“We made an offer and we stand by it,” the Lufthansa chief executive told a press conference in Berlin.
He added that the German carrier expected European Union (EU) approval for the takeover at the current price.
In December, Lufthansa agreed to buy 41.56 percent of AUA from the Austrian government for the symbolic sum of €366,000 ($470,000).
That amount could nonetheless increase to as much as €162 million depending on the Austrian airline’s future performance and the level of Lufthansa shares over the next three years.
Another condition of the deal was that the Austrian state absorb €500 million of AUA’s debts, or more than one third of the total €1.4 billion.
On Thursday, the EU Commission expressed doubts about the price paid by Lufthansa and AUA’s market value, as well as about the debt assumption by Vienna which might constitute market distortion for rival airlines.
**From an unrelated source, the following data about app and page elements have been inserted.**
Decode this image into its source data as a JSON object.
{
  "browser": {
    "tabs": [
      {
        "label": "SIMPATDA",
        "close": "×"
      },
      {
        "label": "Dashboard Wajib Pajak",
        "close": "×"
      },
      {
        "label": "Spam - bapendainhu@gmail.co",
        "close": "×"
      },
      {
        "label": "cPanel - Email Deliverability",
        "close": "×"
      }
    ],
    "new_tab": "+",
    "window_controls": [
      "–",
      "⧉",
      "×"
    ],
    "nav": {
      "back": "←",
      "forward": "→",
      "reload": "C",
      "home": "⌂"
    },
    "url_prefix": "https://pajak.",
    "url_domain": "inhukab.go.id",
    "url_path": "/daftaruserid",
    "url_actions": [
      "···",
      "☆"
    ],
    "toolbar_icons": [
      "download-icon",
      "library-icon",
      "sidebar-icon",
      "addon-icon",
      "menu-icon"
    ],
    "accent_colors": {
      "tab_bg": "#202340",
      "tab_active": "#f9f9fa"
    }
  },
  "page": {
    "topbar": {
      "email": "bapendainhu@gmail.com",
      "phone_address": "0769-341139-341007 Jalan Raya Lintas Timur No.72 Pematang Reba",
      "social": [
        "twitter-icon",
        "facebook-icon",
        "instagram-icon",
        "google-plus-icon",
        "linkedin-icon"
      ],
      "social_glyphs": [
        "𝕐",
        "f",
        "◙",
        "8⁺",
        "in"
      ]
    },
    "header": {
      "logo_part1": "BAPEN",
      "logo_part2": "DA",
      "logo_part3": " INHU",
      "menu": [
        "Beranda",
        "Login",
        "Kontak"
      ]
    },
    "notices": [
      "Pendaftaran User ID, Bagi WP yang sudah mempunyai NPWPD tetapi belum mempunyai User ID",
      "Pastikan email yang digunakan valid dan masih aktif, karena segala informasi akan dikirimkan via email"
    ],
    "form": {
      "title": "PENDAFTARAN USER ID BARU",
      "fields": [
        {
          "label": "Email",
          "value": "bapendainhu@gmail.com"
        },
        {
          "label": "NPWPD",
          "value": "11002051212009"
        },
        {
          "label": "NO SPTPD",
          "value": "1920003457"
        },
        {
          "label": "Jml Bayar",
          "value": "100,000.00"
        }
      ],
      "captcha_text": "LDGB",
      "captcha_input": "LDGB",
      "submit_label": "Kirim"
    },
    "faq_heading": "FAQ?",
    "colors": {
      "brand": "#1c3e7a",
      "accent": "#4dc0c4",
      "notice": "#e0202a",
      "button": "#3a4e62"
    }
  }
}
The Franco-Dutch airline Air France-KLM and Irish low-cost carrier Ryanair have both files complaints with the commission regarding the AUA sale. But Lufthansa feels that restructuring the Austrian airline is “absolutely necessary,” and it is not willing to do without aid offered by Vienna.
Austrian Finance Minister Josef Proell said meanwhile that his government will do all it can to ease the commission’s concerns.